Commentary Magazine


Who’s Doing What in Libya?

Dueling headline alert. From the New York Times:

NATO Helps in Hunt for Qaddafi as Rebels Gain Momentum

And from the Associated Press:

Pentagon: US, NATO not in manhunt for Qaddafi

Well, they can’t both be right.

NATO is either helping in the hunt for Muammar Qaddafi or it’s not. As reported in the Times, “Britain’s defense secretary, Liam Fox, said Thursday that NATO was trying to help the rebels locate Colonel Qaddafi, apparently breaking from the frequent Western assertion that it adheres to its United Nations mandate to protect civilians.” But according to the AP, U.S. Marine Col. David Lapan said,  “I’ve confirmed with folks at NATO and through the command structure that they are not involved in targeting any particular individual, that they are not involved in a manhunt. NATO itself and the US’s part of NATO are not.”

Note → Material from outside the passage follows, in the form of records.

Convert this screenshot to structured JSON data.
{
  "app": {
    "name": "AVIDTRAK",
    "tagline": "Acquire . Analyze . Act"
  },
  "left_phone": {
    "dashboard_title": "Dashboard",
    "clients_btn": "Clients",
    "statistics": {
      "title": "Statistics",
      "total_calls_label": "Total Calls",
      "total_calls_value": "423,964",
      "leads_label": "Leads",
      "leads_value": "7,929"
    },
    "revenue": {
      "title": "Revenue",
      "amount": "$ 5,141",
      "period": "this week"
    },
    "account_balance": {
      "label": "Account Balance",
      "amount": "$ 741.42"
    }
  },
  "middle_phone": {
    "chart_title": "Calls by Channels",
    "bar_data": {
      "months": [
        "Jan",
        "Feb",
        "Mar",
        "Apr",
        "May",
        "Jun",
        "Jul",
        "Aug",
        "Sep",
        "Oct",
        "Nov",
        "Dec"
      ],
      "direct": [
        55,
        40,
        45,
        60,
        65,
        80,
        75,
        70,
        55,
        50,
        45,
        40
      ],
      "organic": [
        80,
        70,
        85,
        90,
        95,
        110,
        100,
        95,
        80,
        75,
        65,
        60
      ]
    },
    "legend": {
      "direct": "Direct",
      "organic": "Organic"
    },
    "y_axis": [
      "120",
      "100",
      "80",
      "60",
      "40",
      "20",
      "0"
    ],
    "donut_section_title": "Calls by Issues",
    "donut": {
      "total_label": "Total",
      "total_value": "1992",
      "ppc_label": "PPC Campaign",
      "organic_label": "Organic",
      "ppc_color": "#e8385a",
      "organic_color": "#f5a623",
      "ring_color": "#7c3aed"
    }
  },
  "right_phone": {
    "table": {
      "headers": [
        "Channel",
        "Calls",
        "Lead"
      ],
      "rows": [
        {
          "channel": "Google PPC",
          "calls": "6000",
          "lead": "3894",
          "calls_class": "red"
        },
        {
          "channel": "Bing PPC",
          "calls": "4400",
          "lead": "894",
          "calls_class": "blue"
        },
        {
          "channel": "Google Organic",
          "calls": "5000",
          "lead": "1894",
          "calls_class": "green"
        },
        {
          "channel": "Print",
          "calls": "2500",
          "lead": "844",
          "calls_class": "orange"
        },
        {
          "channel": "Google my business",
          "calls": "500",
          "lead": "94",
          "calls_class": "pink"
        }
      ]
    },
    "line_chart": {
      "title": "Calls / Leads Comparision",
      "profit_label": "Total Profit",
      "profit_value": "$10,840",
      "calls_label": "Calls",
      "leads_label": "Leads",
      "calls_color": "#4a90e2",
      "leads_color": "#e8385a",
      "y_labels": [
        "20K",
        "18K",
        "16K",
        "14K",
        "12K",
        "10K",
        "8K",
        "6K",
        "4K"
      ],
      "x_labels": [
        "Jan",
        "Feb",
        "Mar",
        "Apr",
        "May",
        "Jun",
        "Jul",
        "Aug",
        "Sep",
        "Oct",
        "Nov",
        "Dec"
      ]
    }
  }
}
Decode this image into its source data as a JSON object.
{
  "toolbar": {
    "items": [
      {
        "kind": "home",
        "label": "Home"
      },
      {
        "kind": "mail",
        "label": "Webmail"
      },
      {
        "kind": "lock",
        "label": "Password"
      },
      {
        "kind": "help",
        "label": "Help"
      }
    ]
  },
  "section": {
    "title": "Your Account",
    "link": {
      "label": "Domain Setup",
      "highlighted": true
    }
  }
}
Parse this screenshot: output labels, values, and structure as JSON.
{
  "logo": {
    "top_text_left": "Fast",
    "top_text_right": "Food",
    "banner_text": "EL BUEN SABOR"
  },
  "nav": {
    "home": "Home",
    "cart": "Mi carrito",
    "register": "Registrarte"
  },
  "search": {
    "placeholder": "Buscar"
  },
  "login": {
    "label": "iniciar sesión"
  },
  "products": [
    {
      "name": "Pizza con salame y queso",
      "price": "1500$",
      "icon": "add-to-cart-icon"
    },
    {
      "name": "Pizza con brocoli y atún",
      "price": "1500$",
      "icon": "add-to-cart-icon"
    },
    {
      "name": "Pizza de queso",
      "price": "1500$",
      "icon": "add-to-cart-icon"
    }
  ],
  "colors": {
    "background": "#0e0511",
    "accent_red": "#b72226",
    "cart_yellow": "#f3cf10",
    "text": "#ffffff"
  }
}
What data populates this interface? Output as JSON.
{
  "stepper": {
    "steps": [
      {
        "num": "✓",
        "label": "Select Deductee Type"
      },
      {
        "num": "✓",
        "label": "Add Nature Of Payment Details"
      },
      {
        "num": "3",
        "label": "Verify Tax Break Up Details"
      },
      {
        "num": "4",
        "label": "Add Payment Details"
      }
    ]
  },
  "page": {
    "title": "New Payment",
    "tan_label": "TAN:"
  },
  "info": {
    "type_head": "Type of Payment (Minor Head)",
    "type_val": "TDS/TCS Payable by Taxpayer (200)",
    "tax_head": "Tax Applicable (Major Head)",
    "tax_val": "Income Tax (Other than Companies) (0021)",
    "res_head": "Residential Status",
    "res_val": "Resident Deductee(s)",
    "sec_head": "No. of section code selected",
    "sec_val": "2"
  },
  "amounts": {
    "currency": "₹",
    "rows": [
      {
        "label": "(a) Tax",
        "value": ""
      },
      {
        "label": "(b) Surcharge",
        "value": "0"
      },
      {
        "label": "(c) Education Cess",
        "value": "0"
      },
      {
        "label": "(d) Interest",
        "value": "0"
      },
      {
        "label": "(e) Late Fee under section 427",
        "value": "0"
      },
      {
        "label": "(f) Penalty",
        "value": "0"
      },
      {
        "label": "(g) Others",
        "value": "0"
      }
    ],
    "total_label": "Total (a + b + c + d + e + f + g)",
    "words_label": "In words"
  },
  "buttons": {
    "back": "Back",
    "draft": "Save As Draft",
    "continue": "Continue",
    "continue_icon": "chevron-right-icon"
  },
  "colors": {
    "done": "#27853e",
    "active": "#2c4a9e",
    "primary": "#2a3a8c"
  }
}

Why would it be important for the U.S. to deny Liam Fox’s claim about NATO’s involvement in hunting down Qaddafi? Perhaps because if what Fox says is true then all the crowing about Barack Obama’s trailblazing success in keeping America’s role limited and bound by a UN mandate goes out the door. Wouldn’t it be something if the drawn out campaign in Libya came to a successful end because the U.S. and NATO had finally come around to doing what critics had been suggesting all along: stepping up the attacks and ignoring the constraints of international bodies? If that turns out to be the case, just imagine how much sooner this all could have been accomplished.